Unfortunately my guest house had no wi-fi available for the night as someone had cut the lines while driving along the path with construction supplies, so I decided to head into town with one of my new friends from the training. Her name was Alana and she was from Ukraine. We found a store where we were able to grab some supplies and then found a nice coffee shop. Every restaurant in Bali has free wi-fi thankfully. This quaint coffee shop looked out over the streets of Ubud and had excellent service. I was so thankful to find a good coffee as I was going through a total caffeine withdrawal. I soon realized that coffee creamer was not available in Bali and I would have to remember to ask for cow milk. We caught up with our family and friends, posted on our social media accounts, and got to know each other a bit. When we returned to our guest house, I spent some time with other ladies from the training. There were a lot of Germans there, ten to be exact, and I also found a fellow Canadian. Zhana hailed from Toronto, and she informed me that there was another lady from Toronto there as well. I instantly felt a bit more comfortable.
Dinner that night was much too light and a majority of the yogis went to another restaurant for dinner. I went with some of the ladies from my guest house, and there we met up with two French ladies who also stayed in our guest house. We had a really great time, chatting and getting to know each other.
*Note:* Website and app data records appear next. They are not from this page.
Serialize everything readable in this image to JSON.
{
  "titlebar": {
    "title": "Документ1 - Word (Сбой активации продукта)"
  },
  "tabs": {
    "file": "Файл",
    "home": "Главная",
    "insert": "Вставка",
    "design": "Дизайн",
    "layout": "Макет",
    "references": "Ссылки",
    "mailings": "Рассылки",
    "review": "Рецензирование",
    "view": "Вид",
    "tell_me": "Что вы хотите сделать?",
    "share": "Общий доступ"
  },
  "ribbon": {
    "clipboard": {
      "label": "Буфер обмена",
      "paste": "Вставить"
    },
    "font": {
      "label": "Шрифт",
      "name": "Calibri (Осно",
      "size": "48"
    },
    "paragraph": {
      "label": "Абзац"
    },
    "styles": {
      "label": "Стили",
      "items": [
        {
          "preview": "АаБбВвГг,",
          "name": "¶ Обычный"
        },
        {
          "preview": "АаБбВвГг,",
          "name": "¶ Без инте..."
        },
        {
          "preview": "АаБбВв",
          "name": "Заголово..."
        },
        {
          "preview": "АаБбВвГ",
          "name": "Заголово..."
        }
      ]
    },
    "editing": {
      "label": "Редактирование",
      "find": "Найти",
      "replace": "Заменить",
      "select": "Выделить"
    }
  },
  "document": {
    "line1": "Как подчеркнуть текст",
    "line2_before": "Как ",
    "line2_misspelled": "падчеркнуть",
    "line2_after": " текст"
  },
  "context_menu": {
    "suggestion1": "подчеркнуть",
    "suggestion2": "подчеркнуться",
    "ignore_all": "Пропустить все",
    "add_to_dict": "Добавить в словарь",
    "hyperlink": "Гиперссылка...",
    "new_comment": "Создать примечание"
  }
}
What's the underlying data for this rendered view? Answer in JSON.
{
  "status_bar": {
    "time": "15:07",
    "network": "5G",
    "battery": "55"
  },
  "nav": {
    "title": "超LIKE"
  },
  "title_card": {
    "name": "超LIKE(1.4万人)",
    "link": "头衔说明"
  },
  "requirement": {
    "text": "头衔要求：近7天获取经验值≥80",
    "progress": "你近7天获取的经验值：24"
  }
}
Katya, another young woman from Germany, mentioned she was planning on climbing up a mountain on our first Sunday off to take a picture of the sunset. Almost all of us wanted to join. The 2am start was not ideal, but I was willing to do it for an incredible memory and amazing photos. I Facetime chatted with my mom for a bit and then went back to the guest house to turn in for the night. I was beyond excited to feel the conditioned air and get a good night's sleep. There was only one issue with that - my German roommate was not okay with air conditioning and complained that she was cold. This began the war of the AC. We even switched beds to try and solve the problem. However, I would turn it on and fall asleep, and I would wake up to it off. So I would turn it back on and the cycle continued. We knew we needed a solution, so Nina turned to the other yogis to see if we could switch rooms. This didn't end up happening, so Nina wore her pants to bed and we would just turn it on and off as the other was sleeping. Fortunately, we just laughed it off and learned more about how we handle conflict. We also ended up becoming good friends.